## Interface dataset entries

┄┄┄┄┄┄┄┄┄┄

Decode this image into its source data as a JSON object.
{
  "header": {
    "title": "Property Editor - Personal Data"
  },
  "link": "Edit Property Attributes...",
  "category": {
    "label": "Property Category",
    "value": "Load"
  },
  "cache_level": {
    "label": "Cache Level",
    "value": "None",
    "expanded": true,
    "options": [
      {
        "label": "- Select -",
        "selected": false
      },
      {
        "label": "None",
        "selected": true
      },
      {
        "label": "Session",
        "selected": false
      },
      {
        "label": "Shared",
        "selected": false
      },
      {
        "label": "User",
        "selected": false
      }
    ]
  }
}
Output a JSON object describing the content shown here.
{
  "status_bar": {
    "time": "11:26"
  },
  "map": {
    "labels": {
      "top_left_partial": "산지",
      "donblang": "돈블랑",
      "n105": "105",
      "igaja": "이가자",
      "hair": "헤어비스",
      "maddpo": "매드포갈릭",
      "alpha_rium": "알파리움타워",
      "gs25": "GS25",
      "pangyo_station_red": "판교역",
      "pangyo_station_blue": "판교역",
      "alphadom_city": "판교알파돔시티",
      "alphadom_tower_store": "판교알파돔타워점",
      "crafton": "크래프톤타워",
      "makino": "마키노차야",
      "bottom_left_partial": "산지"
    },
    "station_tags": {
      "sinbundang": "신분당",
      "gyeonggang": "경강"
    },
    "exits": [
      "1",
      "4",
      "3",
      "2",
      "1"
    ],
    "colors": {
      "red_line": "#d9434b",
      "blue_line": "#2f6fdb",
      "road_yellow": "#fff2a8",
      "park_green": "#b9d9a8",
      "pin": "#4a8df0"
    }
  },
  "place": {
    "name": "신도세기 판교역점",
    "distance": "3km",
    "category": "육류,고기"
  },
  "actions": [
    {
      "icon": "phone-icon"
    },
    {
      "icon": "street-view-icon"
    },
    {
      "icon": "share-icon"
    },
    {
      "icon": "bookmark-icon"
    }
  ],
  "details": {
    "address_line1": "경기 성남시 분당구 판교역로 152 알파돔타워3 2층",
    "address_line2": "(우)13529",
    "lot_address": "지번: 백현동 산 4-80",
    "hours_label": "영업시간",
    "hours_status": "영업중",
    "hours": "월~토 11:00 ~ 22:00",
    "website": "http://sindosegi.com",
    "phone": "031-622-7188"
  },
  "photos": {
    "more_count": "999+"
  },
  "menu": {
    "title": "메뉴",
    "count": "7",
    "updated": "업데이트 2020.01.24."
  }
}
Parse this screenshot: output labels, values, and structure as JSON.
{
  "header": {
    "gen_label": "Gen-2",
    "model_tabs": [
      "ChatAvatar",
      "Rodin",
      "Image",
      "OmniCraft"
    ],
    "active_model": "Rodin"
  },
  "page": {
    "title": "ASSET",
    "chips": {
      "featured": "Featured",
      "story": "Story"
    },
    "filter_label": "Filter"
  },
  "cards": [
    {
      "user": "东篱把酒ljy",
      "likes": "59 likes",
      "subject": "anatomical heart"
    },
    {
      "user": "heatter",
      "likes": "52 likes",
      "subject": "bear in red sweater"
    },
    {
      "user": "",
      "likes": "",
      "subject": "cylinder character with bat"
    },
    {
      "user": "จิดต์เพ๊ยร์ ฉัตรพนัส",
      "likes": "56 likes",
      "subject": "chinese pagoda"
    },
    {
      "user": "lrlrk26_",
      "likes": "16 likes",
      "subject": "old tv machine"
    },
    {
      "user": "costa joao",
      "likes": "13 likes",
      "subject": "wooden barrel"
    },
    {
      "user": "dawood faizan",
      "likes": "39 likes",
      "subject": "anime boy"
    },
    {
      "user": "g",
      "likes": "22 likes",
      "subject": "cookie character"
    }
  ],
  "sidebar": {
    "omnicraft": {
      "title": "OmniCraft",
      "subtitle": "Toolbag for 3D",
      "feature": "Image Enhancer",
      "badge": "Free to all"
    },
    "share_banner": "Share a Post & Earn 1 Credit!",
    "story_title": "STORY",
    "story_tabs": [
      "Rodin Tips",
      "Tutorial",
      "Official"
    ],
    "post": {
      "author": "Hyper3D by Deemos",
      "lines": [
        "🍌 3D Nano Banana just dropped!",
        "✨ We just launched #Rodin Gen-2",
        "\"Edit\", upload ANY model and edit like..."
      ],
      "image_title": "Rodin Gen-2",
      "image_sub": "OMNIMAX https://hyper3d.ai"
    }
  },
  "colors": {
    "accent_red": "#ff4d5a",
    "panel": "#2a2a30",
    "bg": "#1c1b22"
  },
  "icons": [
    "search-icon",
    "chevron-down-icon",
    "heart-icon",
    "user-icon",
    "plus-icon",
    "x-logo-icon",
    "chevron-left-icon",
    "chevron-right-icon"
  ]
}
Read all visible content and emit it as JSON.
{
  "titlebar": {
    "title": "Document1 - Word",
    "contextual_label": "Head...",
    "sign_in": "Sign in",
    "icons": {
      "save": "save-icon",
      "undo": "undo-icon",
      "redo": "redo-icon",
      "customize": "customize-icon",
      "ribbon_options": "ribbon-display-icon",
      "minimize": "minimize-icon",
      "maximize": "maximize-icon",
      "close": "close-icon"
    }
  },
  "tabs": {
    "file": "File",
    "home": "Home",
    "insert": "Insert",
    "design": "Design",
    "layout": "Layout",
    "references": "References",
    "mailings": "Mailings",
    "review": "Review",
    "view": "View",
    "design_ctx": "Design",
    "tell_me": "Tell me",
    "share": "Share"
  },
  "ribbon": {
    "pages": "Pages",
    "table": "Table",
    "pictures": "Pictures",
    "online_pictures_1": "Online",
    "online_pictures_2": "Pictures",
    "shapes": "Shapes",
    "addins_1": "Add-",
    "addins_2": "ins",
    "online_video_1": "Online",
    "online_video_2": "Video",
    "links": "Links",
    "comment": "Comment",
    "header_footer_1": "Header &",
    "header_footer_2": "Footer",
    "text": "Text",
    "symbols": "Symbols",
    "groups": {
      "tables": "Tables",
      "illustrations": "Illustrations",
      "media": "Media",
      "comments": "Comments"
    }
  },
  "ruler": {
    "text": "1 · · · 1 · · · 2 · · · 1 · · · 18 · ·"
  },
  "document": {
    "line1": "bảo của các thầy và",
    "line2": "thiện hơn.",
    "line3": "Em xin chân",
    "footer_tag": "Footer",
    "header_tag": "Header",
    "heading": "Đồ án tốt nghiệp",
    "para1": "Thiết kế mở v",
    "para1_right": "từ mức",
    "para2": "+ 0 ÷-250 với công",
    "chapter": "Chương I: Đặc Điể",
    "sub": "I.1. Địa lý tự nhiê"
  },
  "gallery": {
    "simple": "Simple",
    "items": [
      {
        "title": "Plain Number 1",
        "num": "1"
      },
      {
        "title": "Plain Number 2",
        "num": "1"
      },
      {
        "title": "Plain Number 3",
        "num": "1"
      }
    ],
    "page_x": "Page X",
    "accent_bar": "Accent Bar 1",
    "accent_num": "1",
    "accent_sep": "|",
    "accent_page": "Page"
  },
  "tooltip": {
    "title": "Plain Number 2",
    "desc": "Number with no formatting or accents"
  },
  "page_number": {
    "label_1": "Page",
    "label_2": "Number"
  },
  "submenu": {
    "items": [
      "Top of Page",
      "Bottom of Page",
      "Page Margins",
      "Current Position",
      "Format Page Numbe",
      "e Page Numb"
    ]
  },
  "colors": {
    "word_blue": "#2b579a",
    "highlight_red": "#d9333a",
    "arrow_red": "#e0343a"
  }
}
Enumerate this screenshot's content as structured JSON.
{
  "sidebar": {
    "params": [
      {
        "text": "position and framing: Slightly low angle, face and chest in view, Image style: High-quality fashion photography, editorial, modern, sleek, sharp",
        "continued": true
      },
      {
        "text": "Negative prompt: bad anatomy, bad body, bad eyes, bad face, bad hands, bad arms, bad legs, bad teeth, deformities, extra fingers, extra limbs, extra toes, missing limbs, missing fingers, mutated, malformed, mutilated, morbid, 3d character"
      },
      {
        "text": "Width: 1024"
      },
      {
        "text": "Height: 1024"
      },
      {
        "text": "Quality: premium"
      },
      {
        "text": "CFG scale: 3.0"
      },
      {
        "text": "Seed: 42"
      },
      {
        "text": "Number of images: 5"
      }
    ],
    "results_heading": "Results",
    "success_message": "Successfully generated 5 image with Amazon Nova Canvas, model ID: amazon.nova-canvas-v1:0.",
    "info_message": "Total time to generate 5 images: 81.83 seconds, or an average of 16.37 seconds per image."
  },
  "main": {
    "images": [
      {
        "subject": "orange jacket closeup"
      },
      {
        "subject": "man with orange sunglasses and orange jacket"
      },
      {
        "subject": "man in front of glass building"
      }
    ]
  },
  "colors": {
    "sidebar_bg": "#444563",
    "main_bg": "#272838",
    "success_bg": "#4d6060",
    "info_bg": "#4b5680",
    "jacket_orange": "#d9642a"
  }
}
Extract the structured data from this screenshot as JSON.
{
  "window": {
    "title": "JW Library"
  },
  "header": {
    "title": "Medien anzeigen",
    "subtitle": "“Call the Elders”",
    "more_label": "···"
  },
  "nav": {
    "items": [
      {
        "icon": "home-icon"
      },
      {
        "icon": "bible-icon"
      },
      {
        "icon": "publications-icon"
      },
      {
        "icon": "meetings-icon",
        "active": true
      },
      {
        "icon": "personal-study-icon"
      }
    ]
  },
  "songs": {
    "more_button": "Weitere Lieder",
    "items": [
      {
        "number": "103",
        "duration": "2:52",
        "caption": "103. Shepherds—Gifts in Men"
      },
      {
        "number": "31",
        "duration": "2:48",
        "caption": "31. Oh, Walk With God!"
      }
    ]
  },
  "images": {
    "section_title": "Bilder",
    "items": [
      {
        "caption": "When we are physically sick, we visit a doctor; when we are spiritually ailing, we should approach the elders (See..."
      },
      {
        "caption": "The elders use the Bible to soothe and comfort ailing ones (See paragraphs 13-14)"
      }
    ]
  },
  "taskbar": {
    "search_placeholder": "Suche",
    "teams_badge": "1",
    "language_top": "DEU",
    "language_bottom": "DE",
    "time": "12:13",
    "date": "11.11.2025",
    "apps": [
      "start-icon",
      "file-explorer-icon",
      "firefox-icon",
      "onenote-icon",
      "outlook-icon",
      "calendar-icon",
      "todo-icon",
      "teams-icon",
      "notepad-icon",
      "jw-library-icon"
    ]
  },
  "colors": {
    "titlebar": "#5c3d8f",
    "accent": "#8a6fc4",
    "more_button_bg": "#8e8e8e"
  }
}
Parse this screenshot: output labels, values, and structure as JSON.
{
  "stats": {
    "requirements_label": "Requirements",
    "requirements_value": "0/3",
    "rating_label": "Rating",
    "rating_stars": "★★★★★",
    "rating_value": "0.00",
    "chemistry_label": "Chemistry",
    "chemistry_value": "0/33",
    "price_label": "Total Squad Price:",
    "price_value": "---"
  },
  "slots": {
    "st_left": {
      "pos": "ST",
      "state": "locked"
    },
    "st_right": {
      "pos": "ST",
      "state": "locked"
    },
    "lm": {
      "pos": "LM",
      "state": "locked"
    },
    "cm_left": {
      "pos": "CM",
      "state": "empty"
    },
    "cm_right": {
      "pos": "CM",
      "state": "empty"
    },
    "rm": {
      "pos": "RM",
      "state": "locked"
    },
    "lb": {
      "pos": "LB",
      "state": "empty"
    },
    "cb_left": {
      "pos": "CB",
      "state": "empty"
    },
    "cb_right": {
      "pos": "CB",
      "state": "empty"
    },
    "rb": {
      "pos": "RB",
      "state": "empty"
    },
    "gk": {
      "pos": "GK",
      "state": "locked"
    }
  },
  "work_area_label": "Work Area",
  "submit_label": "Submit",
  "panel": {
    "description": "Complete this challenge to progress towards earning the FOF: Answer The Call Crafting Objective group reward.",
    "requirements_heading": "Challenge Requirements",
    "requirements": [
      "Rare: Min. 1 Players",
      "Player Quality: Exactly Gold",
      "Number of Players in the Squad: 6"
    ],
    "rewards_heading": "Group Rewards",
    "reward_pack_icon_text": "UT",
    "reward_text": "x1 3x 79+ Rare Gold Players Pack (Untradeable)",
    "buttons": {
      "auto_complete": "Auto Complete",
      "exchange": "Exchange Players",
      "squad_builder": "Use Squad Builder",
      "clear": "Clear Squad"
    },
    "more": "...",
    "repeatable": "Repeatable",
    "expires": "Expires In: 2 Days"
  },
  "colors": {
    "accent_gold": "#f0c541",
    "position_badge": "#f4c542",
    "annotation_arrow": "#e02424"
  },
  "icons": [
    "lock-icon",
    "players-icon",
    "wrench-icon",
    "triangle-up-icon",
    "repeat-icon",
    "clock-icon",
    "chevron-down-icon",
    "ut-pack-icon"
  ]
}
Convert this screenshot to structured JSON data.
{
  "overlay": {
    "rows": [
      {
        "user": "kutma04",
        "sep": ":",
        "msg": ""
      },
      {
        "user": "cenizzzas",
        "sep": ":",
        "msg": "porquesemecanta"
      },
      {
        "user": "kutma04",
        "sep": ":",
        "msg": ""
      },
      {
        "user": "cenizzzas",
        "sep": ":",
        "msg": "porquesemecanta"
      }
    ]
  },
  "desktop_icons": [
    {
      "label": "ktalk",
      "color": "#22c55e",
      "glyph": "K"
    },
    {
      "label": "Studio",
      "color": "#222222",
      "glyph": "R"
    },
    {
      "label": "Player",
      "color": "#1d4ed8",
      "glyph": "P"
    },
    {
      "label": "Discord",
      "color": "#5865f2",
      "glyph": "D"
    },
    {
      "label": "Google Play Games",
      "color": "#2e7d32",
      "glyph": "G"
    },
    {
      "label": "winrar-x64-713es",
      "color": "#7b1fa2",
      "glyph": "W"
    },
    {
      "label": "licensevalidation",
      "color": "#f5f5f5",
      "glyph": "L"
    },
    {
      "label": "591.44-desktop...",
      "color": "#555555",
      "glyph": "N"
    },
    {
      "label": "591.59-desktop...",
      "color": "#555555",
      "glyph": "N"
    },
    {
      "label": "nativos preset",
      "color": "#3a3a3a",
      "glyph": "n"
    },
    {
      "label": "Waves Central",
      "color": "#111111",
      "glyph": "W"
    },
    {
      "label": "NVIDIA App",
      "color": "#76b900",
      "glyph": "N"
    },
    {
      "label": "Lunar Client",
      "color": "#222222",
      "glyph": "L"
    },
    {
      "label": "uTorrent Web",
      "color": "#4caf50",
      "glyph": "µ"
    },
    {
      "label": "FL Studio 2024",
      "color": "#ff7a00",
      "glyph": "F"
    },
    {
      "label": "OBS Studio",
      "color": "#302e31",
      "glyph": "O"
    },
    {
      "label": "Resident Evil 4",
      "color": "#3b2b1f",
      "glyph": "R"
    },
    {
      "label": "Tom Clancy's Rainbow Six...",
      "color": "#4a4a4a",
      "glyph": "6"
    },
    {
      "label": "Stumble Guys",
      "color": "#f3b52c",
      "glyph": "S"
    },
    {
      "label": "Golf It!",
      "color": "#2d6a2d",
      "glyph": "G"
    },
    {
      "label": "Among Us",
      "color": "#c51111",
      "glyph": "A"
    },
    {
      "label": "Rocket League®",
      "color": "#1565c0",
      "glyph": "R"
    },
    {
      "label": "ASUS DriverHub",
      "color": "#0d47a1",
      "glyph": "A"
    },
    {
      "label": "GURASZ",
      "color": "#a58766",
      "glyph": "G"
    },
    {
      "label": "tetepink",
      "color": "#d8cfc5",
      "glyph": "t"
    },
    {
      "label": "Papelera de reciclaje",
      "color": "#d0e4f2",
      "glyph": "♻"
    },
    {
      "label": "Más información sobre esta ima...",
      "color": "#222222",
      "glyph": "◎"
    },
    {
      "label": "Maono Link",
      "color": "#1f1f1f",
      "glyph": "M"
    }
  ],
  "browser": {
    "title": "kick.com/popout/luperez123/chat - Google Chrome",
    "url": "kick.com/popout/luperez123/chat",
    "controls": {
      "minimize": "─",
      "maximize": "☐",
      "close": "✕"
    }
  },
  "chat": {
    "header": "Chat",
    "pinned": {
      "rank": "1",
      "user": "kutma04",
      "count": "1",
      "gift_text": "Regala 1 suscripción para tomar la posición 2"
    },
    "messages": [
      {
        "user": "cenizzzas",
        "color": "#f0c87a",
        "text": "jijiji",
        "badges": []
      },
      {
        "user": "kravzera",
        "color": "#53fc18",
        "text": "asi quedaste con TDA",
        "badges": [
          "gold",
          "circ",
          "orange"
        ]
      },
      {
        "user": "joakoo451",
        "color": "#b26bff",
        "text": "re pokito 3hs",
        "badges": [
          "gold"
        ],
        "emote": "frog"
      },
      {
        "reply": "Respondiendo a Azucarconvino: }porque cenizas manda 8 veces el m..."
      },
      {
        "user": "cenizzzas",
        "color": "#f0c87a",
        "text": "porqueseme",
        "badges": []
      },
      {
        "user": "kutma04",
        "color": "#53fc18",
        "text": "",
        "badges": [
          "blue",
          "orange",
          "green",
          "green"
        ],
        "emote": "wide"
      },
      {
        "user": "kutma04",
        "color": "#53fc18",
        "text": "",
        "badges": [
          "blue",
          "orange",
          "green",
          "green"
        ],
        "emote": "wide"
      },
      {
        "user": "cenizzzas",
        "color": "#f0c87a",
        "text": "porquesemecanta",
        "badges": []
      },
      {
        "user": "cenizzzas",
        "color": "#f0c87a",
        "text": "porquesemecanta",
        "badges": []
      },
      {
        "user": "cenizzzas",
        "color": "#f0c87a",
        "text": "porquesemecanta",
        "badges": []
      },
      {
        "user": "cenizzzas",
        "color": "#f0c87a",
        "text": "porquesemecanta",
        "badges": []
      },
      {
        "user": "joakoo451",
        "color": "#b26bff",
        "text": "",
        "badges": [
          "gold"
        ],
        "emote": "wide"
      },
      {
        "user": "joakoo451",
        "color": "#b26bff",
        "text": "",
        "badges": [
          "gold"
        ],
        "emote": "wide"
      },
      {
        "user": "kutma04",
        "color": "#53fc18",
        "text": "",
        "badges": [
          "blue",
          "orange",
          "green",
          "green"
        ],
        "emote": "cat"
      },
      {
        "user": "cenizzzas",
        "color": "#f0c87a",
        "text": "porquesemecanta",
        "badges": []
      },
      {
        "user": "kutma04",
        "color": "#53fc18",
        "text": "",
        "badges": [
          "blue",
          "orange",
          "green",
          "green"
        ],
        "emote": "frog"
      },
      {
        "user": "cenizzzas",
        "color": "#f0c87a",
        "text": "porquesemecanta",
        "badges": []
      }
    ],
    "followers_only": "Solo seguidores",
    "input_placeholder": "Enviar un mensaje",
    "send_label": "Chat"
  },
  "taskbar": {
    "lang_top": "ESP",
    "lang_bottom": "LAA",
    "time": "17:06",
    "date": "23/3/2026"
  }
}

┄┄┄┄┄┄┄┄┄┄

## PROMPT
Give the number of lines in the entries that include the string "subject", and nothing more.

## RESPONSE
11